I have conceived my 'atred of animals, monsieur, many years ago in
Paris. Animals are to me a symbol for the lost dreams of youth, for
ambitions foiled, for artistic impulses cruelly stifled. You are
astonished. You ask why I say these things. I shall tell you.
I am in Paris, young, ardent, artistic. I wish to paint pictures. I
'ave the genius, the ent'usiasm. I wish to be disciple of the great
Bouguereau. But no. I am dependent for support upon an uncle. He is
rich. He is proprietor of the great Hotel Jules Priaulx. My name is
also Priaulx. He is not sympathetic. I say, 'Uncle, I 'ave the genius,
the ent'usiasm. Permit me to paint.' He shakes his head. He say, 'I
will give you position in my hotel, and you shall earn your living.'
What choice? I weep, but I kill my dreams, and I become cashier at my
uncle's hotel at a salary of thirty-five francs a week. I, the artist,
become a machine for the changing of money at dam bad salary. What
would you? What choice? I am dependent. I go to the hotel, and there I
learn to 'ate all animals. Cats especially.
I will tell you the reason. My uncle's hotel is fashionable hotel. Rich
Americans, rich Maharajahs, rich people of every nation come to my
uncle's hotel. They come, and with them they have brought their pets.
Monsieur, it was the existence of a nightmare. Wherever I have looked
there are animals. Listen. There is an Indian prince. He has with him
two dromedaries. There is also one other Indian prince. With him is a
giraffe. The giraffe drink every day one dozen best champagne to keep
his coat good. I, the artist, have my bock, and my coat is not good.
There is a guest with a young lion. There is a guest with an alligator.
But especially there is a cat. He is fat. His name is Alexander. He
belongs to an American woman. She is fat. She exhibits him to me. He is
wrapped in a silk and fur creation like an opera cloak. Every day she
exhibits him. It is 'Alexander this' and 'Alexander that', till I 'ate
Alexander very much. I 'ate all the animals, but especially Alexander.
And so, monsieur, it goes on, day by day, in this hotel that is a
Zoological Garden. And every day I 'ate the animals the more. But
We artists, monsieur, we are martyrs to our nerves. It became
insupportable, this thing. Each day it became more insupportable. At
night I dream of all the animals, one by one--the giraffe, the two
dromedaries, the young lion, the alligator, and Alexander. Especially
Alexander. You have 'eard of men who cannot endure the society of a
cat--how they cry out and jump in the air if a cat is among those
present. Hein? Your Lord Roberts? Precisely, monsieur. I have
read so much. Listen, then. I am become by degrees almost like 'im. I
do not cry out and jump in the air when I see the cat Alexander, but I
grind my teeth and I 'ate 'im.
Yes, I am the sleeping volcano, and one morning, monsieur, I have

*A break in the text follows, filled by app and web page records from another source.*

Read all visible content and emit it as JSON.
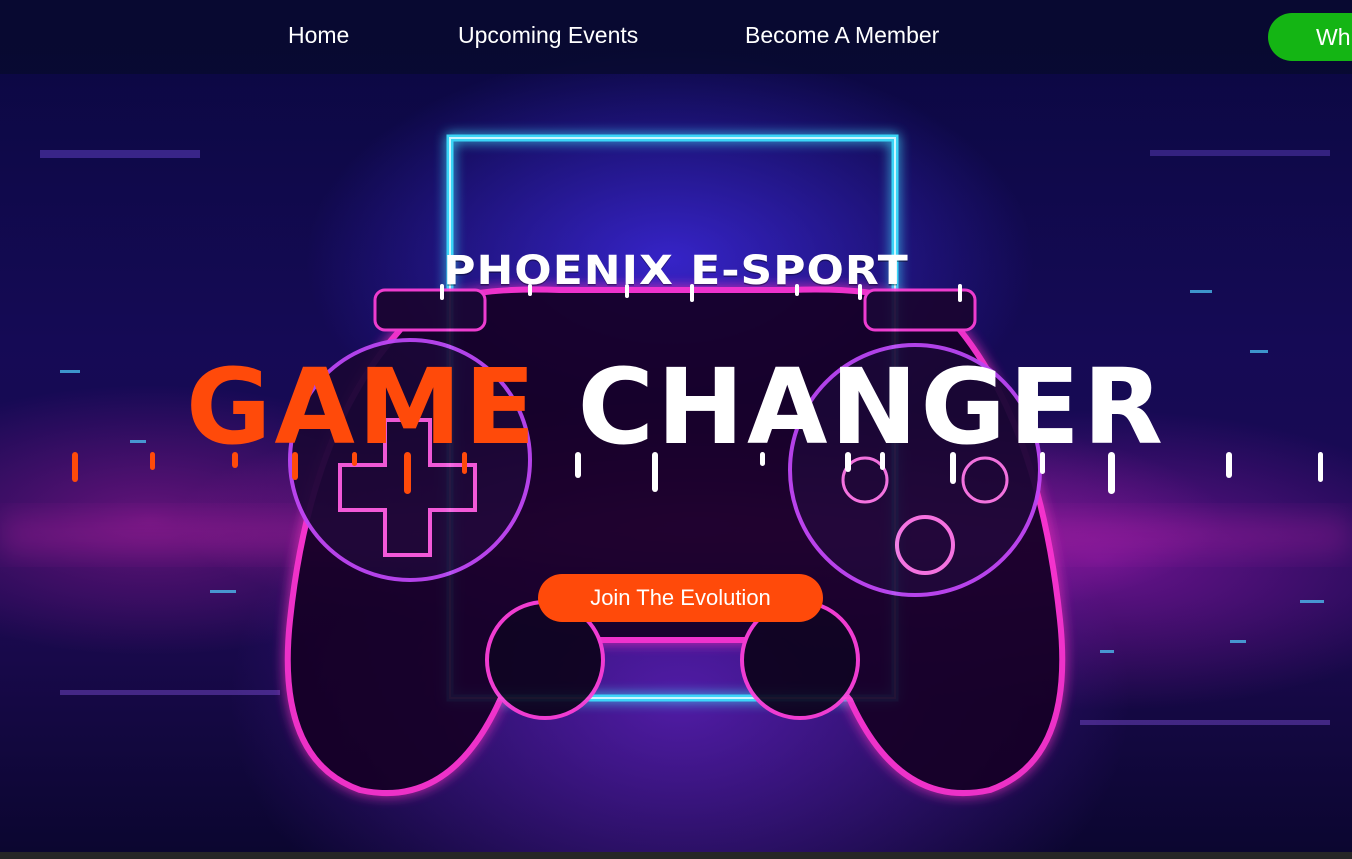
{
  "nav": {
    "links": [
      {
        "label": "Home"
      },
      {
        "label": "Upcoming Events"
      },
      {
        "label": "Become A Member"
      }
    ],
    "cta_label": "Wh"
  },
  "hero": {
    "subtitle": "PHOENIX E-SPORT",
    "headline_part1": "GAME",
    "headline_part2": "CHANGER",
    "button_label": "Join The Evolution"
  },
  "colors": {
    "accent_orange": "#ff4a0a",
    "cta_green": "#14b514",
    "neon_blue": "#3ee0ff",
    "neon_pink": "#ff2fd6"
  },
  "icons": {
    "background": "gamepad-neon-illustration"
  }
}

suffered the eruption. It is like this. I shall tell you.
Not only at that time am I the martyr to nerves, but also to toothache.

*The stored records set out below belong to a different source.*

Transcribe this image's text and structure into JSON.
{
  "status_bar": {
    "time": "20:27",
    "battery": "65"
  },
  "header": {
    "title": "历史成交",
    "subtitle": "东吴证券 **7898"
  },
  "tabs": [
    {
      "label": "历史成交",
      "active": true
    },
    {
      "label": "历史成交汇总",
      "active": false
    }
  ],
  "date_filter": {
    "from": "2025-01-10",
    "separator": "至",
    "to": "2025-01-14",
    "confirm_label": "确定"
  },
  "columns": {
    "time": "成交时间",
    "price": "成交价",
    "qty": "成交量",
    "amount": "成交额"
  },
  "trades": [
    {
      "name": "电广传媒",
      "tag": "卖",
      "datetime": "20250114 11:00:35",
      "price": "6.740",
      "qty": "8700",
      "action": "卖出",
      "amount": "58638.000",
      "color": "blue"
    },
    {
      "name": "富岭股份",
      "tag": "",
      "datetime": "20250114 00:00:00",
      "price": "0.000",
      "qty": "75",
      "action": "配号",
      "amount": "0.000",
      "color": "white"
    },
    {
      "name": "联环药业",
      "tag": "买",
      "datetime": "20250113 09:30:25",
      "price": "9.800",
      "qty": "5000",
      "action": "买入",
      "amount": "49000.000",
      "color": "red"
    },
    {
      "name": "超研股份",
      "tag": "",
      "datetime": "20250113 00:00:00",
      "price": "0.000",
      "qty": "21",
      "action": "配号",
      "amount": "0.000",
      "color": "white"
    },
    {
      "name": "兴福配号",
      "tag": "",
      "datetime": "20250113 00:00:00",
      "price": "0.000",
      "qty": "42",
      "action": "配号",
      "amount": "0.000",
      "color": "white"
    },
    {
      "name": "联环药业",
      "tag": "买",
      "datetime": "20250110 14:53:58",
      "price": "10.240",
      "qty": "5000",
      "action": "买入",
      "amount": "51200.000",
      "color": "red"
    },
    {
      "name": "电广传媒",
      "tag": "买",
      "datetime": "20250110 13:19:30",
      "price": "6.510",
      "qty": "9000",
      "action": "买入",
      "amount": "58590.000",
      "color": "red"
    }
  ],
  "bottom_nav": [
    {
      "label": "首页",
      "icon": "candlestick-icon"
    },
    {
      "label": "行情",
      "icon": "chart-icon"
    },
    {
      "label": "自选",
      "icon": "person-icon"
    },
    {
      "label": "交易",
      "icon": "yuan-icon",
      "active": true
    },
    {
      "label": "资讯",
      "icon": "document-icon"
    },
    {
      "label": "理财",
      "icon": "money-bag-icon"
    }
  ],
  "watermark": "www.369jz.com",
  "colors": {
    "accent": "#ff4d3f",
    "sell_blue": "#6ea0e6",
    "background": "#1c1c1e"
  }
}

That morning I 'ave 'ad the toothache very bad. I 'ave been in pain the
most terrible. I groan as I add up the figures in my book.
As I groan I 'ear a voice.

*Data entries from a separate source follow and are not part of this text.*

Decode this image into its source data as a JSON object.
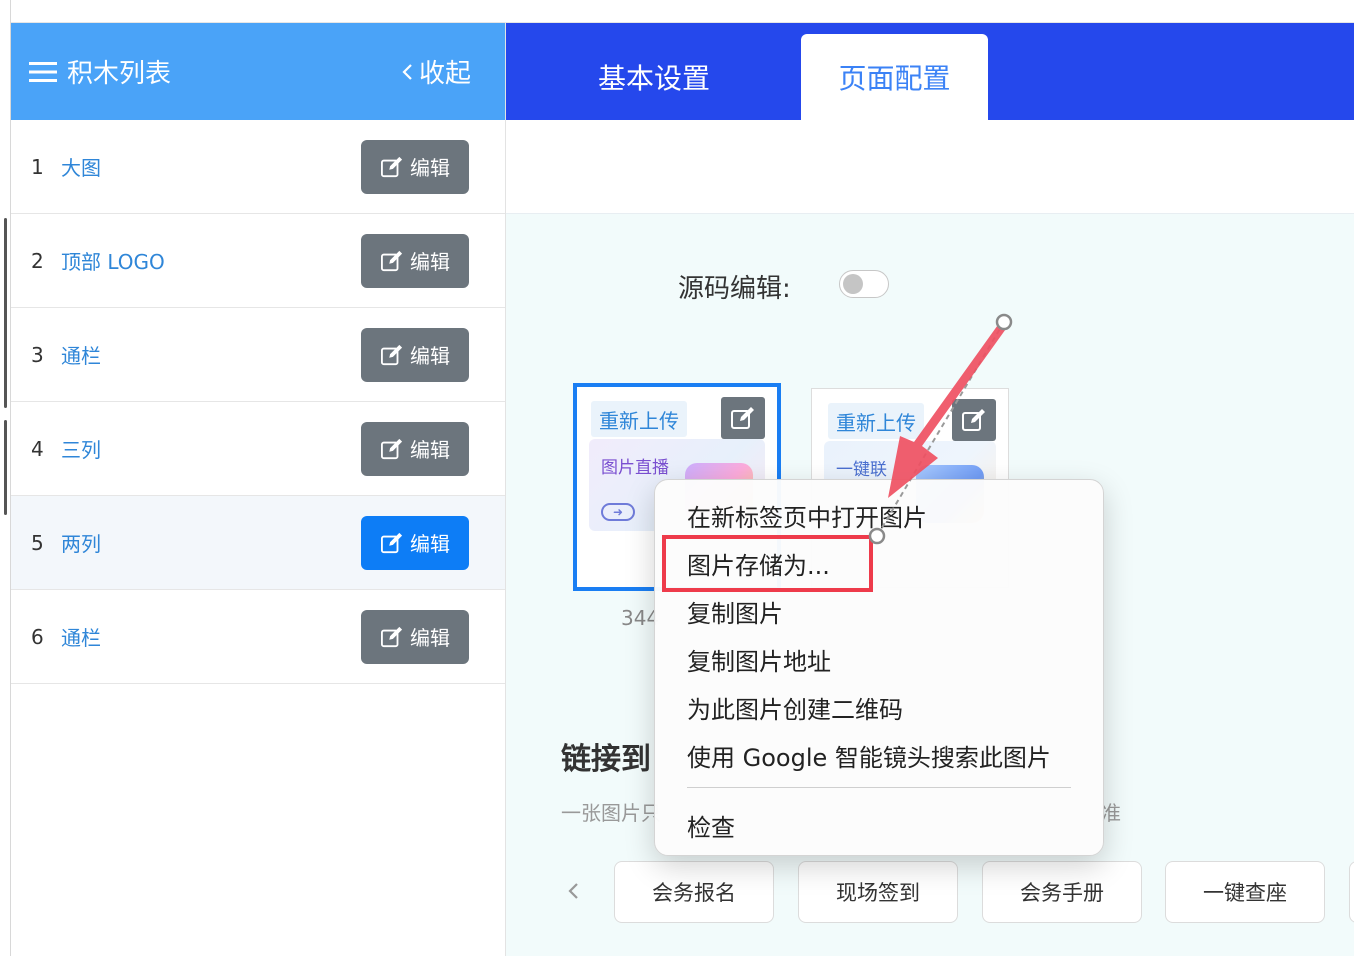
{
  "sidebar": {
    "title": "积木列表",
    "collapse_label": "收起",
    "items": [
      {
        "num": "1",
        "name": "大图",
        "edit": "编辑",
        "active": false
      },
      {
        "num": "2",
        "name": "顶部 LOGO",
        "edit": "编辑",
        "active": false
      },
      {
        "num": "3",
        "name": "通栏",
        "edit": "编辑",
        "active": false
      },
      {
        "num": "4",
        "name": "三列",
        "edit": "编辑",
        "active": false
      },
      {
        "num": "5",
        "name": "两列",
        "edit": "编辑",
        "active": true
      },
      {
        "num": "6",
        "name": "通栏",
        "edit": "编辑",
        "active": false
      }
    ]
  },
  "tabs": [
    {
      "label": "基本设置",
      "active": false
    },
    {
      "label": "页面配置",
      "active": true
    }
  ],
  "source_edit": {
    "label": "源码编辑:",
    "enabled": false
  },
  "cards": [
    {
      "reupload": "重新上传",
      "caption": "图片直播",
      "selected": true
    },
    {
      "reupload": "重新上传",
      "caption": "一键联",
      "selected": false
    }
  ],
  "card_size_text": "344",
  "link_section": {
    "title": "链接到",
    "desc": "一张图片只",
    "desc_tail": "准"
  },
  "link_pills": [
    "会务报名",
    "现场签到",
    "会务手册",
    "一键查座"
  ],
  "context_menu": {
    "items": [
      "在新标签页中打开图片",
      "图片存储为...",
      "复制图片",
      "复制图片地址",
      "为此图片创建二维码",
      "使用 Google 智能镜头搜索此图片"
    ],
    "footer_item": "检查",
    "highlighted_index": 1
  },
  "colors": {
    "sidebar_header": "#4aa3f8",
    "tabbar": "#2548ec",
    "edit_btn": "#6c757d",
    "edit_btn_active": "#0d7df6",
    "link_text": "#2f86d8",
    "annotation_red": "#ee3b4b"
  },
  "icons": {
    "menu": "hamburger-icon",
    "collapse": "chevron-left-icon",
    "edit": "edit-square-icon",
    "pager_prev": "chevron-left-icon"
  }
}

'Say good morning to M. Priaulx, Alexander.' Conceive my emotions,
monsieur, when this fat, beastly cat is placed before me upon my desk!
It put the cover upon it. No, that is not the phrase. The lid. It put
the lid upon it. All my smothered 'atred of the animal burst forth. I
could no longer conceal my 'atred.
I rose. I was terrible. I seized 'im by the tail. I flung him--I did
not know where. I did not care. Not then. Afterwards, yes, but not
Your Longfellow has a poem. 'I shot an arrow into the air. It fell to
earth, I know not where.' And then he has found it. The arrow in the
'eart of a friend. Am I right? Also was that the tragedy with me. I
flung the cat Alexander. My uncle, on whom I am dependent, is passing
at the moment. He has received the cat in the middle of his face.
My companion, with the artist's instinct for the 'curtain', paused. He
looked round the brightly-lit restaurant. From every side arose the
clatter of knife and fork, and the clear, sharp note of those who drank
soup. In a distant corner a small waiter with a large voice was calling
the cook names through the speaking-tube. It was a cheerful scene, but
it brought no cheer to my companion.
- Анна Клешева
- Абрамова Анна
- Т. И. В.
- Н. М. Тагина